» INSTRUCTIONS FOR THE TASK
Pick out each line with the word "Device" from the material that follows.

» RECORDS FOR THE EXERCISE
= Beginning of Section =
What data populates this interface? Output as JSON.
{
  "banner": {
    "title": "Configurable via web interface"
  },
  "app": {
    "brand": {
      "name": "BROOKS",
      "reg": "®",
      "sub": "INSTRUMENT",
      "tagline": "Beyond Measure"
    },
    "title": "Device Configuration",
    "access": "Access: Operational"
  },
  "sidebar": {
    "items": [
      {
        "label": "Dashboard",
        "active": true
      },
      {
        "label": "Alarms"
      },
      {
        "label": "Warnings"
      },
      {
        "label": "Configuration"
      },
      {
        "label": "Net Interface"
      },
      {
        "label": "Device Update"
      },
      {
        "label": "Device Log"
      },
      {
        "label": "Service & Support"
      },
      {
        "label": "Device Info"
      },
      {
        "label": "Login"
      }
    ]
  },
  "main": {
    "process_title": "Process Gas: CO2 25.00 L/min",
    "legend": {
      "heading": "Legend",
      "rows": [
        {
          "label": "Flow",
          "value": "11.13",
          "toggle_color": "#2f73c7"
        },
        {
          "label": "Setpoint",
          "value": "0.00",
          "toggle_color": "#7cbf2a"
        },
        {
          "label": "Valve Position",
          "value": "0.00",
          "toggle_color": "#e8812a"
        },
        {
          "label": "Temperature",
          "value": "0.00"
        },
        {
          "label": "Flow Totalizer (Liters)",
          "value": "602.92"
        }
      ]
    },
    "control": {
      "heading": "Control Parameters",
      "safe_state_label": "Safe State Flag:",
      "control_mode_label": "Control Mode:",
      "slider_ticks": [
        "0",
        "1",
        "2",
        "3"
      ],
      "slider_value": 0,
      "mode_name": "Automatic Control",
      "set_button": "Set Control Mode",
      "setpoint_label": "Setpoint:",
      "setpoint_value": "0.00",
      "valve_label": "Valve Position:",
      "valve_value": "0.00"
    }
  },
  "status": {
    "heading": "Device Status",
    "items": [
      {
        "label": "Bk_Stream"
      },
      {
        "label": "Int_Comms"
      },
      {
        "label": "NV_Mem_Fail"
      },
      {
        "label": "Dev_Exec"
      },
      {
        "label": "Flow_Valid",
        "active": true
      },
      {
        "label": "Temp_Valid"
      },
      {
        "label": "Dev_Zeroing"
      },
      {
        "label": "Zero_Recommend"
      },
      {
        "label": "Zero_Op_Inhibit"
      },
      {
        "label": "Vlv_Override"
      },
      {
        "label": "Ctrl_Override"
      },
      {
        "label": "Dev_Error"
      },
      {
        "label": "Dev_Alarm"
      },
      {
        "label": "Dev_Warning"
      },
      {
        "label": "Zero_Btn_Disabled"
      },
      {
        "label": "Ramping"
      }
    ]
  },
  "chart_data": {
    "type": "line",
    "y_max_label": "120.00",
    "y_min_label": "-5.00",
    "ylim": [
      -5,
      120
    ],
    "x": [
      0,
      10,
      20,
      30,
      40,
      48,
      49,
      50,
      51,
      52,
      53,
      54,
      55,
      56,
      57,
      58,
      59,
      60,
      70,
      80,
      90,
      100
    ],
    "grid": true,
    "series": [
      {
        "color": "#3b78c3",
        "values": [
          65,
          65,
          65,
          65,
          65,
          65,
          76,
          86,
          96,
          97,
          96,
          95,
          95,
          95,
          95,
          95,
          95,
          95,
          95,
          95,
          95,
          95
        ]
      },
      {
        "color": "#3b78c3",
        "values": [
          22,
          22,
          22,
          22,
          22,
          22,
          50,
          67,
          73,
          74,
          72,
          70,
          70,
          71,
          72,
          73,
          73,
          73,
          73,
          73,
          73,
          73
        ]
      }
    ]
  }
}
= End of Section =
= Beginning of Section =
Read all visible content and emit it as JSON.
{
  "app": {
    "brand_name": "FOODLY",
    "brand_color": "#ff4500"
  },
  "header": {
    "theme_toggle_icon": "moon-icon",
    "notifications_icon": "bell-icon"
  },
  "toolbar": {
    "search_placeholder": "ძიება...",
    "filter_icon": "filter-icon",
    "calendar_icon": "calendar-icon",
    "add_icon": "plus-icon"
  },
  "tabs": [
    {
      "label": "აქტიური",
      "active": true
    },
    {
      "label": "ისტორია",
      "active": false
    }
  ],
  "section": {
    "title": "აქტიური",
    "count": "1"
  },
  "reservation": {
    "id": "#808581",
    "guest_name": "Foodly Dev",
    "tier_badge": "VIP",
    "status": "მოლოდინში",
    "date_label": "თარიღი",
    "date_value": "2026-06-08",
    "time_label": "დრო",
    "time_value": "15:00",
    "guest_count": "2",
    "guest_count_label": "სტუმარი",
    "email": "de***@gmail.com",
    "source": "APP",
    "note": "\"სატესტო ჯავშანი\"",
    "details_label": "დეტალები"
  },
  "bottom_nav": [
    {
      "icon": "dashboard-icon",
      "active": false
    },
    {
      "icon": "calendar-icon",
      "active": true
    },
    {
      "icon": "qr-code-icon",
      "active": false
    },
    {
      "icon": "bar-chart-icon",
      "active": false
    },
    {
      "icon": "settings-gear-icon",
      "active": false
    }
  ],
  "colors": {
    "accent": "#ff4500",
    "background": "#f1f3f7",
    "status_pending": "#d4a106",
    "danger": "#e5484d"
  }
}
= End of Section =
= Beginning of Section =
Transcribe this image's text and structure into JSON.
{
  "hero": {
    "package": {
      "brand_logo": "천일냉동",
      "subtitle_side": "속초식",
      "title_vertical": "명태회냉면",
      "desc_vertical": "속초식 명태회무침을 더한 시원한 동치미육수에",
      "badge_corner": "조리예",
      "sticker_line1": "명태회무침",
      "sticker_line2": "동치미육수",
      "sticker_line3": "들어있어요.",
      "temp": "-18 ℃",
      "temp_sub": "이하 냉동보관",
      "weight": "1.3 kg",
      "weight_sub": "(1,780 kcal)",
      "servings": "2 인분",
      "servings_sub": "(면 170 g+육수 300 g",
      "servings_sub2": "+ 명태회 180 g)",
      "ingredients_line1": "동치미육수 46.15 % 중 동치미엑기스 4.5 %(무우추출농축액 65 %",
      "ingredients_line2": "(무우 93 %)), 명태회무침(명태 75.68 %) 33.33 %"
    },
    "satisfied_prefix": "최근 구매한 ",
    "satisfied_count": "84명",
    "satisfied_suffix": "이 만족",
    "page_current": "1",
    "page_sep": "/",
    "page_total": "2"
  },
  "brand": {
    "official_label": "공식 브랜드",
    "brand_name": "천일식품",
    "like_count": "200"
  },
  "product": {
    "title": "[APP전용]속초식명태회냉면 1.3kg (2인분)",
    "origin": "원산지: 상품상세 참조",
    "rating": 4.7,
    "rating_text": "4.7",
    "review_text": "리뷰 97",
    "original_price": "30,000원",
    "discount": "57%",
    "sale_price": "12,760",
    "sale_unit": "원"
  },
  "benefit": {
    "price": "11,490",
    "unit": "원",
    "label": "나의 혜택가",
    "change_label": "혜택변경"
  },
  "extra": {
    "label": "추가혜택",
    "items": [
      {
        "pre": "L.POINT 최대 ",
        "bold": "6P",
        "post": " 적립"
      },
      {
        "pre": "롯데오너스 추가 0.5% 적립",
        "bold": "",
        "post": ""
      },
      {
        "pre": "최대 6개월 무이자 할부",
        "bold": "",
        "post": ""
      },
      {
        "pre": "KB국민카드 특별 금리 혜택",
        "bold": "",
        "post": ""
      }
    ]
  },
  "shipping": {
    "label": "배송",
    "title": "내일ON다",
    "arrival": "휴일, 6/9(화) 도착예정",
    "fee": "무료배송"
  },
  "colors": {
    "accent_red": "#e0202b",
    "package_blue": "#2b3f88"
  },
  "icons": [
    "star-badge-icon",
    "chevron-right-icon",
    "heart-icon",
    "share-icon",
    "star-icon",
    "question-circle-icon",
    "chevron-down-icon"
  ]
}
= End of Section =
» SOLUTION BELOW
    "title": "Device Configuration",
        "label": "Device Update"
        "label": "Device Log"
        "label": "Device Info"
    "heading": "Device Status",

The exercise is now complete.